This article discusses medieval demographics from the perspective of custom worldbuilding. As always, the holy grail for this discussion is from S. John Ross. I take heavy inspiration from his writing. This is meant as a supplemental article. A similar tool is by DonJon.
Medieval demographics are quite different from modern demographics. For the sake of the article, I'm considering Medieval Times to be from 500 - 1500 AD, with an emphasis on 1200-1500 AD (late Medieval period). This is what I consider to be the "Trope" for medieval life.
At its core, Medieval societies revolved around Food and Food production. All of human settlement throughout history has been based on food production. This is among many reasons why human settlement has been based along Rivers. A non-trivial amount of the customization of this tool is based on food production.
Once the food has been taken care of, we can start to consider the much more interesting part of the Medieval world. Nobility, cities, settlements, and wilderness.
- France population in 1AD was 5.5 million. In 1226 it was 16 million (height of Medieval times) source
- Byzantine Empire in 300AD was 17 million. In 1204 it was 9 million. source
- Interesting Mail thread about food yields
- Villages were where everyone lived. Few people lived on their own farms. This is known as the Open Field System
- This city video explains several core ideas behind why cities are where they are in relation to eachother
- The concept of Central Place Theory is related to the aforementioned video
- Population-Area Relationship for Medieval European Cities
- "Paper Maps" of Medieval Cities
- Other Paper Maps of Paris and Exeter
- More info about distances between cities.
City & Town Info
Cities and Towns were fairly rare and significantly smaller than what we consider them as today. Towns were glorified trading posts, with a few ammenities. All forms of specializations occured in these settlements.
- Towns are generally 10 miles ± 1 from each other. This was so that a villager on the far side of a town could travel to-and-from the Town within a single day
- Cities are generally much further apart. According to the Central Place Theory, you would see cities no closer than 20-30 miles away from each other. The upper bound is much more difficult to determine, but between 30-70 miles apart is a safe bet.
- Cities placement is predominantly due to resource placement. Fertile land, rivers, mountains (ore & mining), and ocean access (among other things).

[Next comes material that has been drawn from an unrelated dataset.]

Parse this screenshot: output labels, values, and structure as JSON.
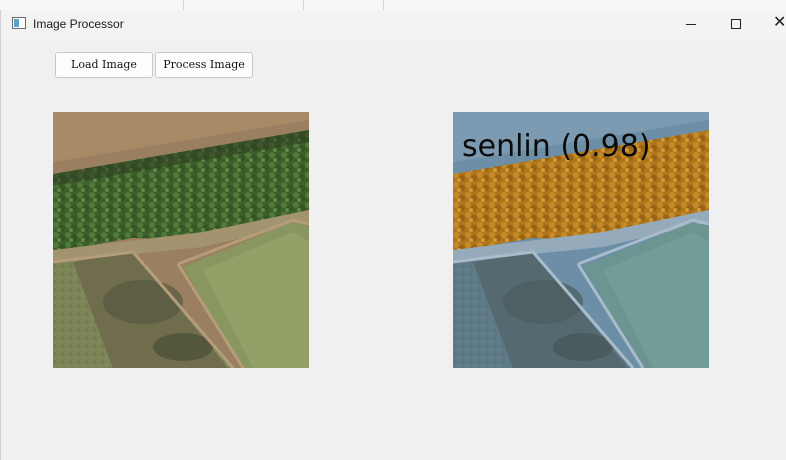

- Other factors in city placement included socio-economic factors. For instance, towns in California were situated 12 miles apart - the distance a Rail Crew could maintain. Cities were 60 miles apart - the distance a steam car could travel before running out of fuel.

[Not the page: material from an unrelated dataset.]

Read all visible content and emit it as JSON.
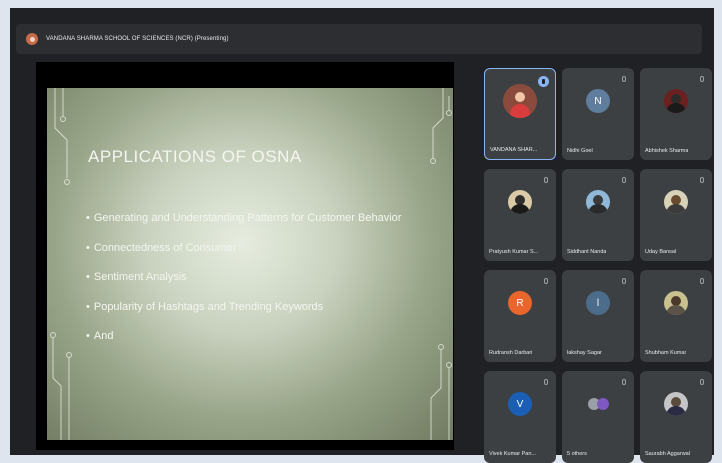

- Historically, walls were built to protect against invasion. Walls are a good indication of how large cities used to be
- Paris has had several walls throughout history. During 1250, the walls created an area roughly 1 Mile² with a population of 80,000.
- Bologna, Italy had an area within its walls of 1.60 miles around year 1300. You can measure this on Google Maps
- Cologne, with an urban population of 20,000 - 40,000 had an area of 4 kilometers²
- The population of the biggest city in the world has fluctuated greatly through history.
Villages radiated outward from Towns and Cities. Generally, the population ranged from 50 to 1000 people in a village (more than that would be a town).
- Villages ranged from 50 to 1000 people on average
- The closer to a town, the denser and more populated a Village would be
- Villages ranged from 0.5 to 3 miles away from each other -- they were quite common
- Villages did not often have that many ammenities. Maybe a mill for grain, but not much beyond that
- Most of the people in a Village were landless peasants
- Most of the land in the nearby village was owned by a single person (Their Demesne).
- 22% owned between 22 - 32 acres of land
- 31% of the people owned between 12 and 16 acres of land
- 45% of the people owned less than 3 acres of land
Of the land owners:
Unfortunately for us, common Fantasy Tropes cause all of our analysis to go out the window. Right off the bat, you have several things that render common medieval life obsolete:
- The Fireball spell would burn all towns it touches to the ground
- Several spells render Castles and Walls obsolete
- Magic in and of itself would lend the society to become much more "Industrial" quicker
- Availability of flight and invisibility would render most common defenses ineffective
- A good discussion on this topic.
With all of that said, we don't need to worry about it and we can just hand-wave it away. Its not important to dwell on these, since we're telling a fantastical story. There are several other tropes that make this irrelevant -- chief among them is "Fantasy" worlds are typically stuck in Medieval times forever anyway, without any technological advancement.